It's to "Friday Night Lights'" credit that no character is truly good or evil. Buddy is obsessed with football, money and chasing women, but there's never been any doubt he loves his daughter, and he loves helping out the town's fallen star in Jason Street. "You're selling me the house," says Street. "And you'd do that, wouldn't you? You'd sell that house to me ... If you ever cared about me as a player, as the quarterback of the Dillon Panthers, you will sell me that house."

Garrity isn't one to resist some football romanticism, and now the house is Jason's. Except Erin is realizing that she's going to need the help of her East Coast parents to raise her child. And thus, Episode 5 ends with a similar cliffhanger as Season 2: Jason persuaded her to keep the baby, now can he actually see the child?

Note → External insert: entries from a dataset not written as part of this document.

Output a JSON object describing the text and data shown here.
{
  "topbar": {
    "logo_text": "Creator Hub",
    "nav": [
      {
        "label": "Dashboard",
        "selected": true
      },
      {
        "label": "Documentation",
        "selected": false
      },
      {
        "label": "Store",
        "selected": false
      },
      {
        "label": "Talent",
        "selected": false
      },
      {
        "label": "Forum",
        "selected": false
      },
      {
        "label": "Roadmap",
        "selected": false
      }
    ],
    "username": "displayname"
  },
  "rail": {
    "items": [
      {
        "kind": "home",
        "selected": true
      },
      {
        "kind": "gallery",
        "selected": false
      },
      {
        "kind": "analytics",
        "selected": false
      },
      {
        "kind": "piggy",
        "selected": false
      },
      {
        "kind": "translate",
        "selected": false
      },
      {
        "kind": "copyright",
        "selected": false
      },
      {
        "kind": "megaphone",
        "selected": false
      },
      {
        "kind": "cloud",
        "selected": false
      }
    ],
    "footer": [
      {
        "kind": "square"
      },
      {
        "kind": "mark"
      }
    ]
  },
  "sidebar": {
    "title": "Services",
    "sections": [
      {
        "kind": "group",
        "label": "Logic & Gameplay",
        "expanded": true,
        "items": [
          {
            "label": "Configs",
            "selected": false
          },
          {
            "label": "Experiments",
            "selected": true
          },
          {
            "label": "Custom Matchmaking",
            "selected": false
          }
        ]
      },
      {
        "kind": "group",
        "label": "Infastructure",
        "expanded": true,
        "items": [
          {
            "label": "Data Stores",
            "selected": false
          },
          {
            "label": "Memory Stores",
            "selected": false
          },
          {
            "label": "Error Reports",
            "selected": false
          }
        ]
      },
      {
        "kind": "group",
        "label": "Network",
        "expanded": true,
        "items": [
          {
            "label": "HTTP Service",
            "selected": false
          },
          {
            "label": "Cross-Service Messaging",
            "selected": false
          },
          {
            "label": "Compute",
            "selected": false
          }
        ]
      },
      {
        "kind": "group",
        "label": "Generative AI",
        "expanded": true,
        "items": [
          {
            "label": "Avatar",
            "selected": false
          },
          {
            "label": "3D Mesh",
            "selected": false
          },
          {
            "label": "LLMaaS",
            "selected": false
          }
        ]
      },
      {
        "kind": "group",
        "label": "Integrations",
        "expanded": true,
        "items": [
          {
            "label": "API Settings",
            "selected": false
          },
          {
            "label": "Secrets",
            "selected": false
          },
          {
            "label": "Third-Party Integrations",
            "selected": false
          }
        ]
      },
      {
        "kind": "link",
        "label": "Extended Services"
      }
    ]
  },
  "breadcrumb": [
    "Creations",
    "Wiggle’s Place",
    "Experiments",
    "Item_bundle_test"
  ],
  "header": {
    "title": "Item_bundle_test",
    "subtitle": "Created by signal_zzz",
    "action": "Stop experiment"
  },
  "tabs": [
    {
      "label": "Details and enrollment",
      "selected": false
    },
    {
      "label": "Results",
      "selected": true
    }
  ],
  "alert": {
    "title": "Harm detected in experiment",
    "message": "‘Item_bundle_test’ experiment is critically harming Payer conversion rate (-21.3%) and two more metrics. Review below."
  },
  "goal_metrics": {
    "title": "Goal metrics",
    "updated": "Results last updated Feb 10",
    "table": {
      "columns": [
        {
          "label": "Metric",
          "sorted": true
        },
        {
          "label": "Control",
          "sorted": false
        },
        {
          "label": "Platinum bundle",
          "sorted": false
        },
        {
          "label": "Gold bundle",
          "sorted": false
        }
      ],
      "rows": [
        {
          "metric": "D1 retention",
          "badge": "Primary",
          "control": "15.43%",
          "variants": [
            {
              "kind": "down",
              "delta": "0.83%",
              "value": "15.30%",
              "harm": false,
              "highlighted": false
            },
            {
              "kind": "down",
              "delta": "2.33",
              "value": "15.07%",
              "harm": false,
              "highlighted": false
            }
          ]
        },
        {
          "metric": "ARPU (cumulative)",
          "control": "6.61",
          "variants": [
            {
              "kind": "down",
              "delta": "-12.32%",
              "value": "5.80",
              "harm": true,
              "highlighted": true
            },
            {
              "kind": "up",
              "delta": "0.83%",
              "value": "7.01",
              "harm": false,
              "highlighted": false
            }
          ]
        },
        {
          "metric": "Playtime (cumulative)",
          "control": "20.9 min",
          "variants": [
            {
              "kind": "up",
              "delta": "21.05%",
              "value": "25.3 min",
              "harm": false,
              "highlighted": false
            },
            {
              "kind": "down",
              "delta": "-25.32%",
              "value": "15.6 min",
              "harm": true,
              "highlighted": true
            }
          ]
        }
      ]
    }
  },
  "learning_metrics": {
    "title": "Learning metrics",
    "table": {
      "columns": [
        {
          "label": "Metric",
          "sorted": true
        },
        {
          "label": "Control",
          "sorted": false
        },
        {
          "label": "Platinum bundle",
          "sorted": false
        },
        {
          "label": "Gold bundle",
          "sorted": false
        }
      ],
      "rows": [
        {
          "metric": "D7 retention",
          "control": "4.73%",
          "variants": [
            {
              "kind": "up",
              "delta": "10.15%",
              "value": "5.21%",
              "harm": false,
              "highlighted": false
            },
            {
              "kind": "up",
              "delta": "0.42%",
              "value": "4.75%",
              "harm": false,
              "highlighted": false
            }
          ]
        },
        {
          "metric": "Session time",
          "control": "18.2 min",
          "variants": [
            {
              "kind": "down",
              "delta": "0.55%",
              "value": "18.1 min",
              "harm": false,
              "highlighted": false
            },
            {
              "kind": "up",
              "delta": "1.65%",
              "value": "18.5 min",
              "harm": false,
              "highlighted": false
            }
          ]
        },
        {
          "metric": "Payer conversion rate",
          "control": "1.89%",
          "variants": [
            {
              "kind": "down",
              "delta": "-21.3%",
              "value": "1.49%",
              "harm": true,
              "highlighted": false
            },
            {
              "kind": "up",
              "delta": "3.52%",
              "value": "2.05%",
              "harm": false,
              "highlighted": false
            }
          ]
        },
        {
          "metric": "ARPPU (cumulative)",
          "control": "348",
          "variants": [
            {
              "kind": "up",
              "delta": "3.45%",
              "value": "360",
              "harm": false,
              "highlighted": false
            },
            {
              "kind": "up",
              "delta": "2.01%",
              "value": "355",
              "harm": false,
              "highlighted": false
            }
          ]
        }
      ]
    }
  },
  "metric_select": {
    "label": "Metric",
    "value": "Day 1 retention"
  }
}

So now how real is "Friday Night Lights" going to get? Are Jason and his cohorts actually going to be able to flip a giant, outdated suburban monstrosity in 2008? Is it going to give the budding real estate moguls enough cash to send Street happily back east to be with his baby and Erin? Or is the house going to languish on the market -- a Buddy Garrity-approved Realtor couldn't sell it, after all -- and send the boys careening into a life of debt and petty crime? There's only seven episodes left, and Porter leaves the series before it concludes this season, so here's bettin' on the happy ending.

Other notes from this week's "Friday Night Lights:"

Strongest subplot: Julie's tattoo. With Tami (Connie Britton) having been promoted to principal, we haven't seen too much of her just being a mom this season. That changed this week, when daughter Jule (Aimee Teegarden) showed up at the kitchen counter with a tat scribbled on her ankle. While Julie's choice in ink isn't that great -- a rose in a heart, no color -- Julie's justification for it is all frustrated teenager, annoyed at even being questioned about it: "I was walking home from work, and I had my paycheck, and I always wanted one."

It leads to a tearjerker of a scene with mom and daughter, on their way to have the tattoo removed. They never get to the tattoo removal shop in San Antonio, as Tami pulls the car over, and reveals to Julie that she had a wild streak herself. With the anger having long subsided, she doesn't lecture, and instead offers a quick lesson plan for every parent watching the series, simply asking her daughter to promise that the tattoo doesn't equal some journey down a rebellious path.

It's the simple things: Matt Saracen (Zach Gilford) had a tough episode, with Coach Eric Taylor (Kyle Chandler) finally breaking the news that he will not be the stating QB anymore. That scene was probably a little weaker than it could have been. He talks himself out of quitting to the coach with this speech: "I'll sit on your bench. I'll come to practice and do whatever you want me to do, but I'm gonna hate it, and you're gonna hate it." A bit melodramatic for "Friday Night Lights," and the coach will probably get over it with a win.

Better was the scene with Saracen and his mom (Kim Dickens). He's reluctantly warming to her, and the two seemed to finally have a moment of understanding near the end of the episode. After explaining to mom, who had just done some grocery shopping, why it may not be a good idea to come to the football game, what with having lost the starting job and all, he extends to her a peace offering: "Want a cookie?"

-- Todd Martens

Photo credit: NBC / DirecTV